*** Opening Information shown ***

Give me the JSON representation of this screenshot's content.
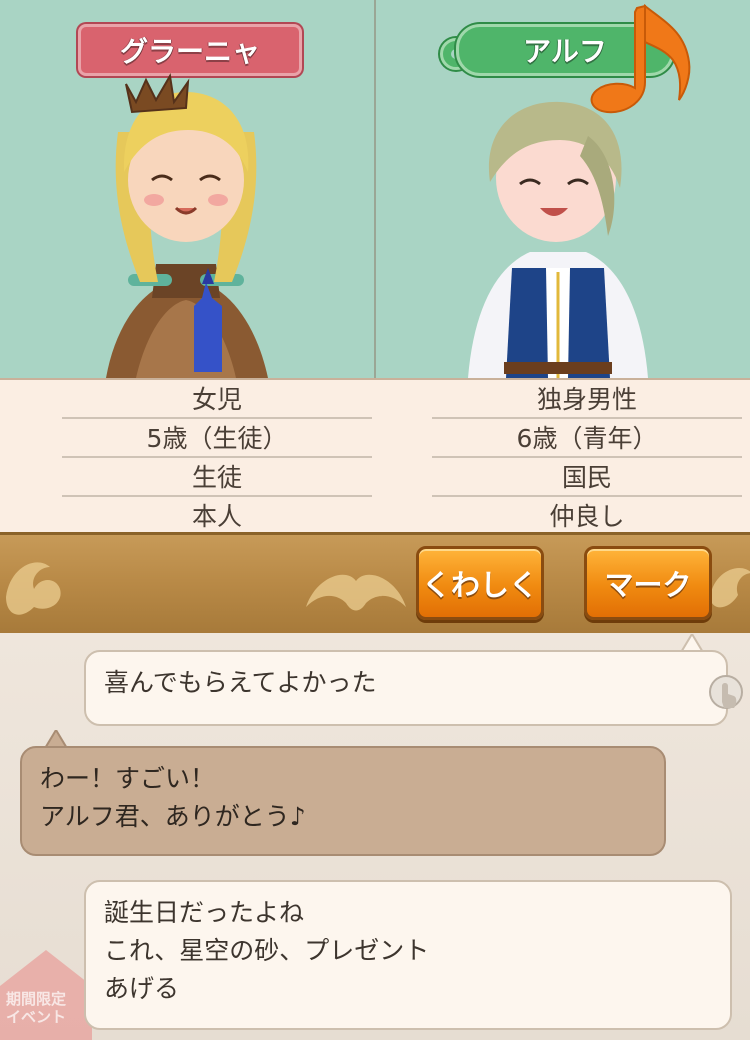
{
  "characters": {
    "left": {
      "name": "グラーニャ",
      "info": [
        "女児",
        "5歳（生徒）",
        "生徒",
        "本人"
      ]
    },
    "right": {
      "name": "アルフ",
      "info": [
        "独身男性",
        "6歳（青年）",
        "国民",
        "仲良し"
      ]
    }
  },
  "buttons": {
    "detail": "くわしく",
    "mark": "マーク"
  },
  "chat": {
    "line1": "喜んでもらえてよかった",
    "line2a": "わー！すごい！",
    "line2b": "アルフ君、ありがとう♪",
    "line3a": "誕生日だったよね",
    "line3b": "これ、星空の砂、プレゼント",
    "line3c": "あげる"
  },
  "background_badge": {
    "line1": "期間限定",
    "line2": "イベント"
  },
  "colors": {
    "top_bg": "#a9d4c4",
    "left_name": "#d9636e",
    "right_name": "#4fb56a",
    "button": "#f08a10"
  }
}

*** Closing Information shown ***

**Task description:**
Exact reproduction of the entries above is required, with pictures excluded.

**Expected answer:**
Give me the JSON representation of this screenshot's content.
{
  "characters": {
    "left": {
      "name": "グラーニャ",
      "info": [
        "女児",
        "5歳（生徒）",
        "生徒",
        "本人"
      ]
    },
    "right": {
      "name": "アルフ",
      "info": [
        "独身男性",
        "6歳（青年）",
        "国民",
        "仲良し"
      ]
    }
  },
  "buttons": {
    "detail": "くわしく",
    "mark": "マーク"
  },
  "chat": {
    "line1": "喜んでもらえてよかった",
    "line2a": "わー！すごい！",
    "line2b": "アルフ君、ありがとう♪",
    "line3a": "誕生日だったよね",
    "line3b": "これ、星空の砂、プレゼント",
    "line3c": "あげる"
  },
  "background_badge": {
    "line1": "期間限定",
    "line2": "イベント"
  },
  "colors": {
    "top_bg": "#a9d4c4",
    "left_name": "#d9636e",
    "right_name": "#4fb56a",
    "button": "#f08a10"
  }
}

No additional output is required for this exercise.